Natasha lives in Dorset, where her grandparents enjoyed cottage life and, writing about what she knew provided her with the perfect backdrop for Jack Rosenblum's efforts to be accepted as a German Jewish immigrant into levels of middle English society that were firmly closed to him. 'He wanted to be a gentleman not a gent' and 'He could finish The Times crossword in under two hours'. Jack buys a Jaguar XK120. Meanwhile, wife Sadie refuses to obey Rule 108 on his list: to learn bridge and tennis, to have 'nice nails' and a purple rinse on her hair. Sadie would prefer to be in Israel and doesn't support his wild plans until she reaches a rather extreme epiphany.
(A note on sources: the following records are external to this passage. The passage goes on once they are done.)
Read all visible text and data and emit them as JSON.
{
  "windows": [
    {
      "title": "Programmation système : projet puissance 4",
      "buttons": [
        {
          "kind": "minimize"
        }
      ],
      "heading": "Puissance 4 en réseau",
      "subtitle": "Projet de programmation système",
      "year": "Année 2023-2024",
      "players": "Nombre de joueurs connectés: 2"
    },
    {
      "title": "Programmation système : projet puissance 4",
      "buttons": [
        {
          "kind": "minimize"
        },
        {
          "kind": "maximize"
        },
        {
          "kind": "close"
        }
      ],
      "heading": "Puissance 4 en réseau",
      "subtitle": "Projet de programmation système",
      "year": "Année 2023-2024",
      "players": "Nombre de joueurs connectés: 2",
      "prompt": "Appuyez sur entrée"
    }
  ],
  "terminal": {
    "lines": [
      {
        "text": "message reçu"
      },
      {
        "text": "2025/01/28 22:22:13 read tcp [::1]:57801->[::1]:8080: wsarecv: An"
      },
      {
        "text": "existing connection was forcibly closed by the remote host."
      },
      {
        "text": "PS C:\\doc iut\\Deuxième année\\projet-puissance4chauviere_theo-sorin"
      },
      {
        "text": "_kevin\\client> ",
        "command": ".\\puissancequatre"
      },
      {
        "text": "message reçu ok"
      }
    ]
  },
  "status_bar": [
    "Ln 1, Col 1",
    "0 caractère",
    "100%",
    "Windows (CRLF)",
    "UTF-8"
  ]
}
Jack's successful East End carpet factory, tailored suits and welcome at smart restaurants mean nothing when he fails to achieve his final Rule: No 150. He is refused acceptance at every middle class golf club in the country (except when he applies under the guise of Professor Percy Jones, when he is welcomed with open arms; he approaches the same club secretary as himself and suddenly the club's list is full). 'Twas ever thus. Jack begins neglecting his prosperous business to follow his obsession of building the greatest golf course in the country in a Dorset village.
At this point, we suspend disbelief to follow Jack and Sadie to their country cottage where she enters a world of her own, baking traditional Jewish cakes for the villagers, who love the baking. But she continues to feel like an outsider and what lunatic builds their own golf course?...puh, puh, puh. Daughter Elizabeth keeps a safe distance at university, having changed her surname to Rose.
As we are pulled further down the rabbit hole, we find Jack surrounded by the sort of cast we might expect to find in a Vicar of Dibley episode or Shakespeare's Midsummer Night's Dream's Rude Mechanicals; or then again, perhaps Jack has peopled himself with characters from the Thomas Hardy novels he's been studying as part of his entry into English culture. A woolly pig, a dastardly knight of the realm and a brew of special cider lead us further into Wonderland and we laugh and cry with each turn of Jack's misfortunes. It's best to read the rest for yourself for Jack and Sadie encounter a host of obstacles set in their way at every turn. It's full of intrigue and invention; irony and improbability but dig below the surface and under the molehills is lodged a bucketload of truth.
You can visit Natasha's website at http://www.natashasolomons.com/ She's been shortlisted for The Galaxy Book Awards New Writer of the Year Award and the novel is to be made into a film, so mazeltov Natasha. She's currently writing her second book, The Novel in the Viola.